There are many theories about HFCS and its connection to personal health. You can find studies stating that it is no worse for a person than regular sugar, and studies saying that HFCS leads to obesity, diabetes, cancer ‘ because of its synthetic makeup. HFCS is in thousands of processed foods including, but not limited to: bread, peanut butter, ketchup, tomato sauce, soda, fast food, cereal, salad dressing, yogurt, sauces, jam/jelly, ice cream – you get the idea.

If we compare HFCS to sugar with the theory that the two are no different, they are still both problematic for our health. Sugar, which for hundreds of years was eaten only in very small quantities, is today consumed in enormous amounts in the U.S. (some estimates range up to 150 pounds per person per year), contributing greatly to obesity, diabetes, heart disease, cancer and many other health problems, many of them preventable. Moderation is the key for the healthy inclusion of sweeteners in our diets, whether sugar or HFCS.

If we look at HFCS as a synthetic creation that is different from plain old white sugar, some of the concerns that arise are:

“While the corn used to produce high fructose corn syrup may or may not have been produced using genetically enhanced corn, existing scientific literature and current testing results indicate that corn DNA cannot be detected in measurable amounts in high fructose corn syrup .”

             Hmmm, what did it turn into? Didn’t it start out as corn?

With all of these problems, why would we continue to ingest this supposed “food?” In fact, many companies are now moving away from HFCS, replacing it with “real sugar.” That’s enough for me to believe something is wrong with it. A few of the companies that have started to make a switch in some of their products are Pepsi, Coke, Pizza Hut, Kraft, and ConAgra, big names!
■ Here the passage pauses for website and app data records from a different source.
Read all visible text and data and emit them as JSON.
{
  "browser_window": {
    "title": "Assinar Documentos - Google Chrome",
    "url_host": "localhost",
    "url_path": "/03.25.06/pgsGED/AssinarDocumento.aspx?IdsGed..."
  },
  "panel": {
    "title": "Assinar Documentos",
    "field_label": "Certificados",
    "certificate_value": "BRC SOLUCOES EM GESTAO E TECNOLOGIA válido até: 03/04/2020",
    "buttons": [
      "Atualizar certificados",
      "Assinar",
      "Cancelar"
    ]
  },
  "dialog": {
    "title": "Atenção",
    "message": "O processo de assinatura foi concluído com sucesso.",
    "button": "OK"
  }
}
Sweet Surprise, the Corn Refiners Association’s website defending HFCS, pops up on any website I consulted for this blog post that had Google advertising (paid ads come onto the site matching the topic of the site). They are trying hard to dispel the truth - HFCS is not a positive nutritional addition to anyone’s diet.
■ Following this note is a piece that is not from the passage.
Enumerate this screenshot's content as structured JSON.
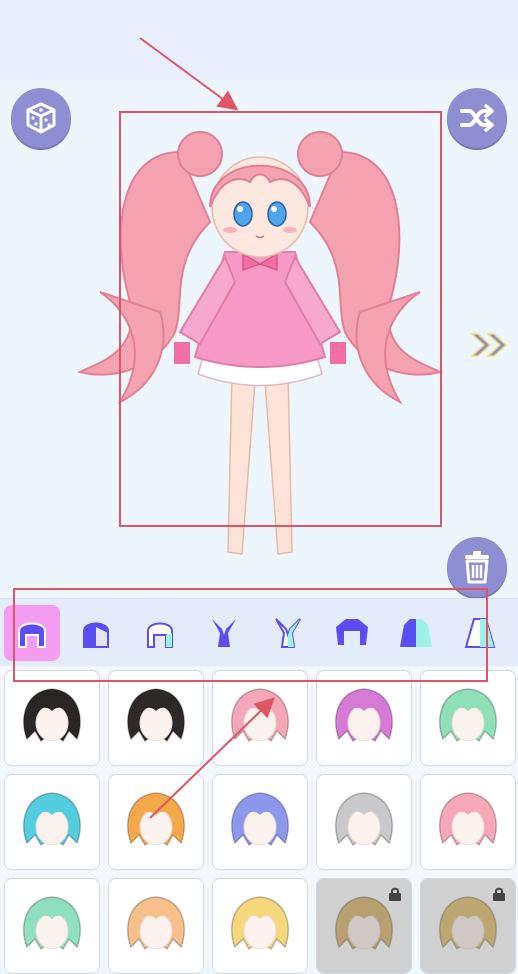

Sustainability Issues Related to High Fructose Corn Syrup

How does HFCS relate to sustainable food and agriculture?

How to Avoid HFCS?

It’s not new news to most people that HFCS isn’t good for you, but it’s still confusing. Because it’s so confusing, my gut instinct is to just eliminate HFCS from my diet. HFCS is most likely damaging to my health, so I don’t want to ingest it.

Ease into this! If you start reading your labels and realize that you are buying many products with HFCS, pick one to eliminate, and see how it goes. Find a good replacement for the product, and soon you will be ready to tackle the next.

I'm sure this has brought up questions, please feel free to comment below.

This series “Sustainable Food: If This Doesn’t Convince You, Nothing Will” is by Dawn Brighid, marketing manager for Sustainable Table, a program of GRACE.

A few articles and websites for further reading:

The Corn Refiners Associations website to promote HFCS

The Fat of the Land: Do Agricultural Subsidies Foster Poor Health?

Not so Sweet: Missing Mercury and High Fructose Corn Syrup

Dark Sugar: The decline and fall of high fructose corn syrup

High Fructose Corn Syrup